Interface dataset entries:
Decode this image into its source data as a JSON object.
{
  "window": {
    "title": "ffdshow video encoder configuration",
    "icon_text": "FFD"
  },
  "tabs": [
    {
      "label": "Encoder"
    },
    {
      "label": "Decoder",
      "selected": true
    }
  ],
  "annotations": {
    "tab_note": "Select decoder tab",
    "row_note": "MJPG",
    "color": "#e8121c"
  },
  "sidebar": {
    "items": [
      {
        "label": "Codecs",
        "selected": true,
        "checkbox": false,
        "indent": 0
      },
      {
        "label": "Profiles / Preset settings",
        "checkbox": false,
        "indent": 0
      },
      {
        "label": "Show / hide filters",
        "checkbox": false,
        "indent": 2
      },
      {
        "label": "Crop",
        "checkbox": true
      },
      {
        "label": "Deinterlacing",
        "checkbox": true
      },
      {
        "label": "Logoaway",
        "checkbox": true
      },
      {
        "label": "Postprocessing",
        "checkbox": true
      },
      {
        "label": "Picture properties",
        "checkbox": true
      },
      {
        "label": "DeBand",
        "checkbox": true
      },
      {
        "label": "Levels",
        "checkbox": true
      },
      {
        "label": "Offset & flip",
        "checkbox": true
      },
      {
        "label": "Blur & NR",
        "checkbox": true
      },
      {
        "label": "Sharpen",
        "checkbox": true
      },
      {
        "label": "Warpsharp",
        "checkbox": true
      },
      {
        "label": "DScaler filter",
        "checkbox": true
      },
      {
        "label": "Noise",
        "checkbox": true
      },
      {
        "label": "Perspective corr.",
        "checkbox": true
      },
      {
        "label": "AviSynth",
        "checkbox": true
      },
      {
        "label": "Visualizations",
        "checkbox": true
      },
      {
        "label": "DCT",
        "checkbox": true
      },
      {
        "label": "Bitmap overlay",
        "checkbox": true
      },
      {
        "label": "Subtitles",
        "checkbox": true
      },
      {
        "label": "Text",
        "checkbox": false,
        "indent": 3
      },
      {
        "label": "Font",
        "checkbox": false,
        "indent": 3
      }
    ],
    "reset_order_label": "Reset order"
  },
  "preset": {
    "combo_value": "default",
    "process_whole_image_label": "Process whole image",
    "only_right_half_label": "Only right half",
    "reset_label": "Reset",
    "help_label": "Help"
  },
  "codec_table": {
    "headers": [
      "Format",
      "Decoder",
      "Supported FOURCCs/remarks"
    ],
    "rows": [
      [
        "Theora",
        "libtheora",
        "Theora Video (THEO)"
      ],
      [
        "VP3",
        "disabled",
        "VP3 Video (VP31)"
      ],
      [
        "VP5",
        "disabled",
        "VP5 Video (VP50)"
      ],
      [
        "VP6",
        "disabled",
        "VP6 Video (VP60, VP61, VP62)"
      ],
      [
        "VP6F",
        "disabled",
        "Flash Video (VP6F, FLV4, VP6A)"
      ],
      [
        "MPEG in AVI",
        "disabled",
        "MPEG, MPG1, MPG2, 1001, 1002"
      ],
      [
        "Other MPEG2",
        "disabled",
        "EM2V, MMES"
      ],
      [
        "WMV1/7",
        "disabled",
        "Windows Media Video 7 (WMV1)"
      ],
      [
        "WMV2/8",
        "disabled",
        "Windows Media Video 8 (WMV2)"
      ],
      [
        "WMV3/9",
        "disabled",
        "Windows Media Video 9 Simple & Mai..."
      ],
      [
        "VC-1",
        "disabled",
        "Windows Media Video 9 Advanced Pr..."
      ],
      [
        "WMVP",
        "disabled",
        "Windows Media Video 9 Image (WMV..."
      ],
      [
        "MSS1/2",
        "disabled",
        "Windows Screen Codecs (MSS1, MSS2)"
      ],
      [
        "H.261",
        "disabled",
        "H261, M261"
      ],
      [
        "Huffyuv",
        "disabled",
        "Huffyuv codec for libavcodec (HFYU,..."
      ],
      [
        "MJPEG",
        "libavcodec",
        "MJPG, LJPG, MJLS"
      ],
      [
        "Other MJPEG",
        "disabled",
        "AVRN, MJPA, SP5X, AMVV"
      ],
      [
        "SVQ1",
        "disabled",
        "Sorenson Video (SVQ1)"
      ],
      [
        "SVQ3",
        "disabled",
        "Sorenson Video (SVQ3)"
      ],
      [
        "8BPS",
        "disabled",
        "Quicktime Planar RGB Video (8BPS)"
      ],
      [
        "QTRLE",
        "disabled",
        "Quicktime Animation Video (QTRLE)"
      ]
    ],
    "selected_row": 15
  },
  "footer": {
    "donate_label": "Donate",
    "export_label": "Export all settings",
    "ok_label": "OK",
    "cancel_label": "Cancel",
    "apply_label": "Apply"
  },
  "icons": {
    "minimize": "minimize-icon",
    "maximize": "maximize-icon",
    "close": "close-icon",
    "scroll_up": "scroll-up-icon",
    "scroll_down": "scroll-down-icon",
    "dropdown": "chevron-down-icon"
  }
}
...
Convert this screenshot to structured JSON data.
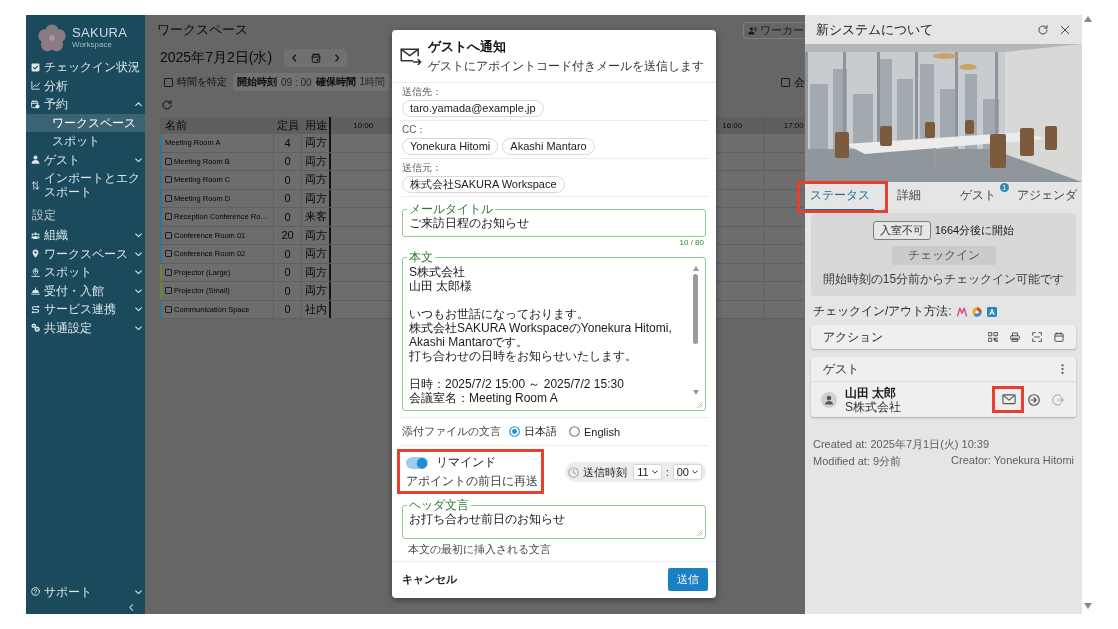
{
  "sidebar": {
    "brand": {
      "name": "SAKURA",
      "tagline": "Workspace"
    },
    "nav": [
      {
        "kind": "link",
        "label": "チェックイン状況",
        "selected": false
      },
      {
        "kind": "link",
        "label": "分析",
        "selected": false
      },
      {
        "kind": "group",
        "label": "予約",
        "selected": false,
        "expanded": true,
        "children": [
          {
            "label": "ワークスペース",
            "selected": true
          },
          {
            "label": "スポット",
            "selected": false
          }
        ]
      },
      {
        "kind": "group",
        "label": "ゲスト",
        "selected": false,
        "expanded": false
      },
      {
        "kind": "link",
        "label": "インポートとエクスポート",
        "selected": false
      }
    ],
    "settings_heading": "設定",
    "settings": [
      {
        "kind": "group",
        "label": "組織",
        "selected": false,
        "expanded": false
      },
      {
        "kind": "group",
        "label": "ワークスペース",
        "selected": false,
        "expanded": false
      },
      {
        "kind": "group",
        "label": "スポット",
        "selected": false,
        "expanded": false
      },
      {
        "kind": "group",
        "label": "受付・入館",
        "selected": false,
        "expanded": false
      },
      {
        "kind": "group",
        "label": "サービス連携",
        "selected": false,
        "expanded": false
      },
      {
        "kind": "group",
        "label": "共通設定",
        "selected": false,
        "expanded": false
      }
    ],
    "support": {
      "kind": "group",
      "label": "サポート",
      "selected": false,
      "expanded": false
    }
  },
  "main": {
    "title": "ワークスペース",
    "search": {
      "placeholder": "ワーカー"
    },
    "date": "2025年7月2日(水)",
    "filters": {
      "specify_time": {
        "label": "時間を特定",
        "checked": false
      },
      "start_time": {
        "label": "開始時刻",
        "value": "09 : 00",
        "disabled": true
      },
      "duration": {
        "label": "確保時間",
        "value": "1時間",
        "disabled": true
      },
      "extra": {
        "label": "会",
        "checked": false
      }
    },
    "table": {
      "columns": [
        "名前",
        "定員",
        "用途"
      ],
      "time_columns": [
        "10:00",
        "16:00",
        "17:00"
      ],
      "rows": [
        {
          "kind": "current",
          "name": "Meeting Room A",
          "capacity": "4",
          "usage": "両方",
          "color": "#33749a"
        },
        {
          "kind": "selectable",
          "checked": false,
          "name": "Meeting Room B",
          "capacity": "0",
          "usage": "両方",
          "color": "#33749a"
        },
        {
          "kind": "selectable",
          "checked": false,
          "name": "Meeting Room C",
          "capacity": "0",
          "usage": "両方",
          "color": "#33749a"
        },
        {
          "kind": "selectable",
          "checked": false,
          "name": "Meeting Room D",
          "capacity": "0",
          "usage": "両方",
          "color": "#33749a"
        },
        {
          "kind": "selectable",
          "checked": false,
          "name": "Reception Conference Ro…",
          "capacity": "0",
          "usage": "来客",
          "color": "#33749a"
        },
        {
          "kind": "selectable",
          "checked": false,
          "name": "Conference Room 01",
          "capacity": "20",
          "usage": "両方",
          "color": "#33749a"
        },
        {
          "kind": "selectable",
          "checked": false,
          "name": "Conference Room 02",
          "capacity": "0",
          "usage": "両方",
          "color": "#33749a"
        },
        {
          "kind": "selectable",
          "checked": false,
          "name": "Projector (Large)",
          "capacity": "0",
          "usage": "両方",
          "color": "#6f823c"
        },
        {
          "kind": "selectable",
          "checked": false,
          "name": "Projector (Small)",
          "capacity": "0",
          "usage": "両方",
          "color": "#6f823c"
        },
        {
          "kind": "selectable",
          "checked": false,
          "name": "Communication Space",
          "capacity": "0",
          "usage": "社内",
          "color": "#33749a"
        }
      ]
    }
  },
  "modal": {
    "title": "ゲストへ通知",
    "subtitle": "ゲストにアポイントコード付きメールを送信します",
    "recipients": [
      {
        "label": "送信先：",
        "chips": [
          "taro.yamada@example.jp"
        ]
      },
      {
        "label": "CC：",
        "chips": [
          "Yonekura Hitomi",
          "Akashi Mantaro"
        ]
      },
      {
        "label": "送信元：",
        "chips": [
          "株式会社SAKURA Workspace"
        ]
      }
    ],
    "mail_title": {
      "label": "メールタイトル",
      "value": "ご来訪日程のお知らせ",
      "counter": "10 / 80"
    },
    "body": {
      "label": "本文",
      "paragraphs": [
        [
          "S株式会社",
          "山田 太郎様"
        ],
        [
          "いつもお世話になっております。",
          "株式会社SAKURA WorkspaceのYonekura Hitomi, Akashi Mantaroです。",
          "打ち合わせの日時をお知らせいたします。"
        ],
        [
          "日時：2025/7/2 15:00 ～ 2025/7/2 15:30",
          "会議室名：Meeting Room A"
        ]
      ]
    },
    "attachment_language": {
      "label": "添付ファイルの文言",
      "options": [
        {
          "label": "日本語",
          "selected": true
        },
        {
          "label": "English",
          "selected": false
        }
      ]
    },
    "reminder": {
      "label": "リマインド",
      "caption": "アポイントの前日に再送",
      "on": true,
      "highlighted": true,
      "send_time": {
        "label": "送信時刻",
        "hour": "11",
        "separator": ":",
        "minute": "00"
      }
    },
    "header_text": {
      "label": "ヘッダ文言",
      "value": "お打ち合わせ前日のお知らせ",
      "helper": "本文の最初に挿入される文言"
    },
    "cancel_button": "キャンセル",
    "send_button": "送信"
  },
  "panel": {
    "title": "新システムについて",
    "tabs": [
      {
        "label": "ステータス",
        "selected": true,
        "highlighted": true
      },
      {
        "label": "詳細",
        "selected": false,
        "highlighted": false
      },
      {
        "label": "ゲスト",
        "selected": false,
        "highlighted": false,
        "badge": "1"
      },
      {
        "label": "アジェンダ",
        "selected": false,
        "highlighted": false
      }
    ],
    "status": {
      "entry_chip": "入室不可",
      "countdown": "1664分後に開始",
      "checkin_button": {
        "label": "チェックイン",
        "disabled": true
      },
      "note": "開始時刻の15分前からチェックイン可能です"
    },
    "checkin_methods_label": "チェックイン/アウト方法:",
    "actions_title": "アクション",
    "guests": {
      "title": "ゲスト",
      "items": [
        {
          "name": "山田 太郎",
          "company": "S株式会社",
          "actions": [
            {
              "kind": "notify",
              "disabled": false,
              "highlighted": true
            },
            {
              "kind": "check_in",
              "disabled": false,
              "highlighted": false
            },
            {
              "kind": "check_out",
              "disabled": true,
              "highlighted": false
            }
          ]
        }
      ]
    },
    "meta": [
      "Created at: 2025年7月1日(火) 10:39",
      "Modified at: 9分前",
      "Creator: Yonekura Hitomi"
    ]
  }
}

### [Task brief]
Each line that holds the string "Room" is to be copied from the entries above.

### [Written response]
          "name": "Meeting Room A",
          "name": "Meeting Room B",
          "name": "Meeting Room C",
          "name": "Meeting Room D",
          "name": "Conference Room 01",
          "name": "Conference Room 02",
          "会議室名：Meeting Room A"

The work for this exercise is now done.